__PROBLEM__: All of the data below should be copied exactly as it stands.

__AVAILABLE DATA__:
§

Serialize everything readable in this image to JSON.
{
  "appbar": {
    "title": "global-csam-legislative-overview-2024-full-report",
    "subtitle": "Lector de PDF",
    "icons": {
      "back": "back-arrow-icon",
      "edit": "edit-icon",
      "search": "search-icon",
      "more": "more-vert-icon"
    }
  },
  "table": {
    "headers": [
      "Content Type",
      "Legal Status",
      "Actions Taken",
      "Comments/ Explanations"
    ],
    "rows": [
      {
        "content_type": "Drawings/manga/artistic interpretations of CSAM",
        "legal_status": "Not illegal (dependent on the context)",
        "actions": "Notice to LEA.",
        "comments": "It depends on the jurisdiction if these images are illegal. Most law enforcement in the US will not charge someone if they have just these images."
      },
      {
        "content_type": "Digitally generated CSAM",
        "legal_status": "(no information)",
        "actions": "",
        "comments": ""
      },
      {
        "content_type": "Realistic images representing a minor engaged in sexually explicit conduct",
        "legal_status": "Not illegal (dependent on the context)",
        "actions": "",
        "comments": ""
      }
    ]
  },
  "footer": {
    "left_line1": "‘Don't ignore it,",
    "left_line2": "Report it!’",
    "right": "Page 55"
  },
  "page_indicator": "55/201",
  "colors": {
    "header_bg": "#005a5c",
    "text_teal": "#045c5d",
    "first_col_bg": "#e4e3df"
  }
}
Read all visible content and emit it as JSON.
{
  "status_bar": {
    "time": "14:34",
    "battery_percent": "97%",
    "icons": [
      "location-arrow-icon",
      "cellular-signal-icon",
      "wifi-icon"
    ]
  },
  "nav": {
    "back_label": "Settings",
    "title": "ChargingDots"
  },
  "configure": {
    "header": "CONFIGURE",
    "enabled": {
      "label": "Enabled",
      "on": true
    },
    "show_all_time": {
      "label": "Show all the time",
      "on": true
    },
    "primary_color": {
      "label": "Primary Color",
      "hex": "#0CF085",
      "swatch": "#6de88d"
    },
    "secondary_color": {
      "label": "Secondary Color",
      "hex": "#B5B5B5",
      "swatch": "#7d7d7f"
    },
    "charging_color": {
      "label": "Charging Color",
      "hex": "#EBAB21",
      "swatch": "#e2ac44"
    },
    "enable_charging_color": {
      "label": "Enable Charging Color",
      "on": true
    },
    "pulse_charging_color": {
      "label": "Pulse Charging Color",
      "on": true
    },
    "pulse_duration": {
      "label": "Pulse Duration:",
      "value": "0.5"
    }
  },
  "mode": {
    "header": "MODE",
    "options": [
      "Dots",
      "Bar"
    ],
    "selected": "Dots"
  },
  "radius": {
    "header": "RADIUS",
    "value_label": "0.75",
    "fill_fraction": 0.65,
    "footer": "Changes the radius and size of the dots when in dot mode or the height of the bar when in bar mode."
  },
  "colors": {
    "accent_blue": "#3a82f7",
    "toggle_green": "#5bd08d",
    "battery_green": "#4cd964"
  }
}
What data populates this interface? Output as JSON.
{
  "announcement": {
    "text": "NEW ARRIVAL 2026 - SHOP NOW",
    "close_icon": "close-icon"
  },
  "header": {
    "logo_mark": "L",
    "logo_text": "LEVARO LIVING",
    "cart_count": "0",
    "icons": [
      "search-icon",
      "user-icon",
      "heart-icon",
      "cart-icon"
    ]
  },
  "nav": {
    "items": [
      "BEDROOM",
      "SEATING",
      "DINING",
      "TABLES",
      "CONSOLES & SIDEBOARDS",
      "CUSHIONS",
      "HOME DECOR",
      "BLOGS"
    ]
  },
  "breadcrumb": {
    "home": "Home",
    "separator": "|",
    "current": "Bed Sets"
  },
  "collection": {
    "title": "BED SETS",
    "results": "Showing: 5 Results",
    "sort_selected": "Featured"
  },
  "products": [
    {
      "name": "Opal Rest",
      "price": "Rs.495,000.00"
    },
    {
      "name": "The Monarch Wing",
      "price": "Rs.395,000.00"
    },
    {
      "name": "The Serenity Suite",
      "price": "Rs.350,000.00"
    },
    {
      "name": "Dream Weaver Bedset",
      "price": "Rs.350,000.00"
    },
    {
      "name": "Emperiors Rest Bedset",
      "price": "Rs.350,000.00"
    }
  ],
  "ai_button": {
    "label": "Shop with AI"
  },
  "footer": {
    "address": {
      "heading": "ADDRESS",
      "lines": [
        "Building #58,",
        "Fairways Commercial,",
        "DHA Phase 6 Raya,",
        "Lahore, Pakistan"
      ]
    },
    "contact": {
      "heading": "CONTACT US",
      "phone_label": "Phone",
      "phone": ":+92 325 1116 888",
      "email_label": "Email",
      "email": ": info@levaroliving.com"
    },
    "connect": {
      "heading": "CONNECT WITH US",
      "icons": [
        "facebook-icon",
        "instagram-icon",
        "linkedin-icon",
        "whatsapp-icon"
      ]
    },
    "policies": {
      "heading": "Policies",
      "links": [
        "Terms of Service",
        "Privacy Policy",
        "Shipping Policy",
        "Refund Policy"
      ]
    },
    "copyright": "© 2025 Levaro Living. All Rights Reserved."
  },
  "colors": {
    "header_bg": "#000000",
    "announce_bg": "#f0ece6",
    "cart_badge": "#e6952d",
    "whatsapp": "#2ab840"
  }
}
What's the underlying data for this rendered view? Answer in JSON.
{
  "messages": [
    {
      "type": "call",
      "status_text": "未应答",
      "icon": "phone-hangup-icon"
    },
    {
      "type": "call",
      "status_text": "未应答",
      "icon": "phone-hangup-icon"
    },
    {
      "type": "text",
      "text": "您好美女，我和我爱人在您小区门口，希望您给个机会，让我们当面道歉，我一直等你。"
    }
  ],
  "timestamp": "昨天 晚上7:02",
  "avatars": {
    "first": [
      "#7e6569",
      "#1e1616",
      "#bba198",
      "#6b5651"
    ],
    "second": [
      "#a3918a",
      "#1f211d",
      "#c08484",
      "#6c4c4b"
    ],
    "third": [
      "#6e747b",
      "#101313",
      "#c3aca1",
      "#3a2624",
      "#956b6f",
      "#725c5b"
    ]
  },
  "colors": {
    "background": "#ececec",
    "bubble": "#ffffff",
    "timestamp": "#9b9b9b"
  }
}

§

__TASK SOLUTION__:
Serialize everything readable in this image to JSON.
{
  "appbar": {
    "title": "global-csam-legislative-overview-2024-full-report",
    "subtitle": "Lector de PDF",
    "icons": {
      "back": "back-arrow-icon",
      "edit": "edit-icon",
      "search": "search-icon",
      "more": "more-vert-icon"
    }
  },
  "table": {
    "headers": [
      "Content Type",
      "Legal Status",
      "Actions Taken",
      "Comments/ Explanations"
    ],
    "rows": [
      {
        "content_type": "Drawings/manga/artistic interpretations of CSAM",
        "legal_status": "Not illegal (dependent on the context)",
        "actions": "Notice to LEA.",
        "comments": "It depends on the jurisdiction if these images are illegal. Most law enforcement in the US will not charge someone if they have just these images."
      },
      {
        "content_type": "Digitally generated CSAM",
        "legal_status": "(no information)",
        "actions": "",
        "comments": ""
      },
      {
        "content_type": "Realistic images representing a minor engaged in sexually explicit conduct",
        "legal_status": "Not illegal (dependent on the context)",
        "actions": "",
        "comments": ""
      }
    ]
  },
  "footer": {
    "left_line1": "‘Don't ignore it,",
    "left_line2": "Report it!’",
    "right": "Page 55"
  },
  "page_indicator": "55/201",
  "colors": {
    "header_bg": "#005a5c",
    "text_teal": "#045c5d",
    "first_col_bg": "#e4e3df"
  }
}
Read all visible content and emit it as JSON.
{
  "status_bar": {
    "time": "14:34",
    "battery_percent": "97%",
    "icons": [
      "location-arrow-icon",
      "cellular-signal-icon",
      "wifi-icon"
    ]
  },
  "nav": {
    "back_label": "Settings",
    "title": "ChargingDots"
  },
  "configure": {
    "header": "CONFIGURE",
    "enabled": {
      "label": "Enabled",
      "on": true
    },
    "show_all_time": {
      "label": "Show all the time",
      "on": true
    },
    "primary_color": {
      "label": "Primary Color",
      "hex": "#0CF085",
      "swatch": "#6de88d"
    },
    "secondary_color": {
      "label": "Secondary Color",
      "hex": "#B5B5B5",
      "swatch": "#7d7d7f"
    },
    "charging_color": {
      "label": "Charging Color",
      "hex": "#EBAB21",
      "swatch": "#e2ac44"
    },
    "enable_charging_color": {
      "label": "Enable Charging Color",
      "on": true
    },
    "pulse_charging_color": {
      "label": "Pulse Charging Color",
      "on": true
    },
    "pulse_duration": {
      "label": "Pulse Duration:",
      "value": "0.5"
    }
  },
  "mode": {
    "header": "MODE",
    "options": [
      "Dots",
      "Bar"
    ],
    "selected": "Dots"
  },
  "radius": {
    "header": "RADIUS",
    "value_label": "0.75",
    "fill_fraction": 0.65,
    "footer": "Changes the radius and size of the dots when in dot mode or the height of the bar when in bar mode."
  },
  "colors": {
    "accent_blue": "#3a82f7",
    "toggle_green": "#5bd08d",
    "battery_green": "#4cd964"
  }
}
What data populates this interface? Output as JSON.
{
  "announcement": {
    "text": "NEW ARRIVAL 2026 - SHOP NOW",
    "close_icon": "close-icon"
  },
  "header": {
    "logo_mark": "L",
    "logo_text": "LEVARO LIVING",
    "cart_count": "0",
    "icons": [
      "search-icon",
      "user-icon",
      "heart-icon",
      "cart-icon"
    ]
  },
  "nav": {
    "items": [
      "BEDROOM",
      "SEATING",
      "DINING",
      "TABLES",
      "CONSOLES & SIDEBOARDS",
      "CUSHIONS",
      "HOME DECOR",
      "BLOGS"
    ]
  },
  "breadcrumb": {
    "home": "Home",
    "separator": "|",
    "current": "Bed Sets"
  },
  "collection": {
    "title": "BED SETS",
    "results": "Showing: 5 Results",
    "sort_selected": "Featured"
  },
  "products": [
    {
      "name": "Opal Rest",
      "price": "Rs.495,000.00"
    },
    {
      "name": "The Monarch Wing",
      "price": "Rs.395,000.00"
    },
    {
      "name": "The Serenity Suite",
      "price": "Rs.350,000.00"
    },
    {
      "name": "Dream Weaver Bedset",
      "price": "Rs.350,000.00"
    },
    {
      "name": "Emperiors Rest Bedset",
      "price": "Rs.350,000.00"
    }
  ],
  "ai_button": {
    "label": "Shop with AI"
  },
  "footer": {
    "address": {
      "heading": "ADDRESS",
      "lines": [
        "Building #58,",
        "Fairways Commercial,",
        "DHA Phase 6 Raya,",
        "Lahore, Pakistan"
      ]
    },
    "contact": {
      "heading": "CONTACT US",
      "phone_label": "Phone",
      "phone": ":+92 325 1116 888",
      "email_label": "Email",
      "email": ": info@levaroliving.com"
    },
    "connect": {
      "heading": "CONNECT WITH US",
      "icons": [
        "facebook-icon",
        "instagram-icon",
        "linkedin-icon",
        "whatsapp-icon"
      ]
    },
    "policies": {
      "heading": "Policies",
      "links": [
        "Terms of Service",
        "Privacy Policy",
        "Shipping Policy",
        "Refund Policy"
      ]
    },
    "copyright": "© 2025 Levaro Living. All Rights Reserved."
  },
  "colors": {
    "header_bg": "#000000",
    "announce_bg": "#f0ece6",
    "cart_badge": "#e6952d",
    "whatsapp": "#2ab840"
  }
}
What's the underlying data for this rendered view? Answer in JSON.
{
  "messages": [
    {
      "type": "call",
      "status_text": "未应答",
      "icon": "phone-hangup-icon"
    },
    {
      "type": "call",
      "status_text": "未应答",
      "icon": "phone-hangup-icon"
    },
    {
      "type": "text",
      "text": "您好美女，我和我爱人在您小区门口，希望您给个机会，让我们当面道歉，我一直等你。"
    }
  ],
  "timestamp": "昨天 晚上7:02",
  "avatars": {
    "first": [
      "#7e6569",
      "#1e1616",
      "#bba198",
      "#6b5651"
    ],
    "second": [
      "#a3918a",
      "#1f211d",
      "#c08484",
      "#6c4c4b"
    ],
    "third": [
      "#6e747b",
      "#101313",
      "#c3aca1",
      "#3a2624",
      "#956b6f",
      "#725c5b"
    ]
  },
  "colors": {
    "background": "#ececec",
    "bubble": "#ffffff",
    "timestamp": "#9b9b9b"
  }
}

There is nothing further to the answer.